HOW TO COMPLETE THIS TASK:
Gather, from the data below, each line in which the word "title" occurs.
--*--
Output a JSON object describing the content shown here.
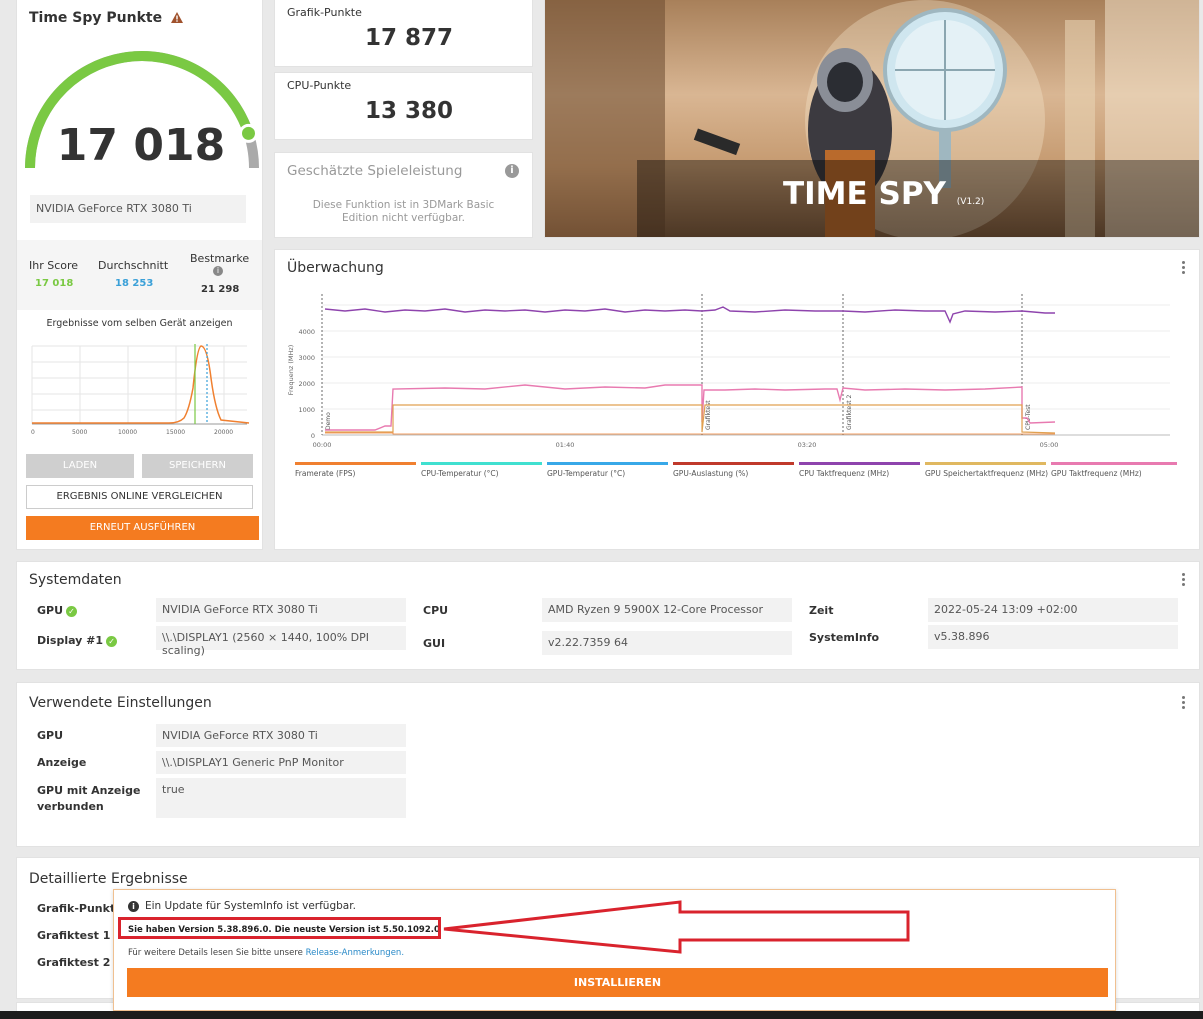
{
  "score_panel": {
    "title": "Time Spy Punkte",
    "score": "17 018",
    "gpu_name": "NVIDIA GeForce RTX 3080 Ti",
    "gauge_level": 0.9,
    "stats": {
      "your_label": "Ihr Score",
      "your_value": "17 018",
      "avg_label": "Durchschnitt",
      "avg_value": "18 253",
      "best_label": "Bestmarke",
      "best_value": "21 298"
    },
    "same_device_label": "Ergebnisse vom selben Gerät anzeigen",
    "dist_ticks": [
      "0",
      "5000",
      "10000",
      "15000",
      "20000"
    ],
    "load_label": "LADEN",
    "save_label": "SPEICHERN",
    "compare_label": "ERGEBNIS ONLINE VERGLEICHEN",
    "rerun_label": "ERNEUT AUSFÜHREN"
  },
  "graphics_score": {
    "label": "Grafik-Punkte",
    "value": "17 877"
  },
  "cpu_score": {
    "label": "CPU-Punkte",
    "value": "13 380"
  },
  "estimate": {
    "title": "Geschätzte Spieleleistung",
    "message": "Diese Funktion ist in 3DMark Basic Edition nicht verfügbar."
  },
  "hero": {
    "title": "TIME SPY",
    "version": "(V1.2)"
  },
  "monitoring": {
    "title": "Überwachung",
    "y_axis_label": "Frequenz (MHz)",
    "y_ticks": [
      "0",
      "1000",
      "2000",
      "3000",
      "4000"
    ],
    "x_ticks": [
      "00:00",
      "01:40",
      "03:20",
      "05:00"
    ],
    "markers": [
      "Demo",
      "Grafiktest",
      "Grafiktest 2",
      "CPU-Test"
    ],
    "legend": [
      {
        "label": "Framerate (FPS)",
        "color": "#f08030"
      },
      {
        "label": "CPU-Temperatur (°C)",
        "color": "#40e0d0"
      },
      {
        "label": "GPU-Temperatur (°C)",
        "color": "#38a8e8"
      },
      {
        "label": "GPU-Auslastung (%)",
        "color": "#c0392b"
      },
      {
        "label": "CPU Taktfrequenz (MHz)",
        "color": "#8e44ad"
      },
      {
        "label": "GPU Speichertaktfrequenz (MHz)",
        "color": "#e0b860"
      },
      {
        "label": "GPU Taktfrequenz (MHz)",
        "color": "#e87ab0"
      }
    ]
  },
  "system": {
    "title": "Systemdaten",
    "gpu_label": "GPU",
    "gpu_value": "NVIDIA GeForce RTX 3080 Ti",
    "display_label": "Display #1",
    "display_value": "\\\\.\\DISPLAY1 (2560 × 1440, 100% DPI scaling)",
    "cpu_label": "CPU",
    "cpu_value": "AMD Ryzen 9 5900X 12-Core Processor",
    "gui_label": "GUI",
    "gui_value": "v2.22.7359 64",
    "time_label": "Zeit",
    "time_value": "2022-05-24 13:09 +02:00",
    "sysinfo_label": "SystemInfo",
    "sysinfo_value": "v5.38.896"
  },
  "settings": {
    "title": "Verwendete Einstellungen",
    "gpu_label": "GPU",
    "gpu_value": "NVIDIA GeForce RTX 3080 Ti",
    "display_label": "Anzeige",
    "display_value": "\\\\.\\DISPLAY1 Generic PnP Monitor",
    "connected_label": "GPU mit Anzeige verbunden",
    "connected_value": "true"
  },
  "detailed": {
    "title": "Detaillierte Ergebnisse",
    "rows": [
      "Grafik-Punkte",
      "Grafiktest 1",
      "Grafiktest 2"
    ]
  },
  "update_popup": {
    "info": "Ein Update für SystemInfo ist verfügbar.",
    "version_msg": "Sie haben Version 5.38.896.0. Die neuste Version ist 5.50.1092.0",
    "details_prefix": "Für weitere Details lesen Sie bitte unsere",
    "details_link": "Release-Anmerkungen.",
    "install_label": "INSTALLIEREN"
  },
  "colors": {
    "accent_orange": "#f47b20",
    "score_green": "#7ac943",
    "avg_blue": "#3aa0d8",
    "annotation_red": "#d9232d"
  }
}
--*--
ANSWER AREA:
    "title": "Time Spy Punkte",
    "title": "Geschätzte Spieleleistung",
    "title": "TIME SPY",
    "title": "Überwachung",
    "title": "Systemdaten",
    "title": "Verwendete Einstellungen",
    "title": "Detaillierte Ergebnisse",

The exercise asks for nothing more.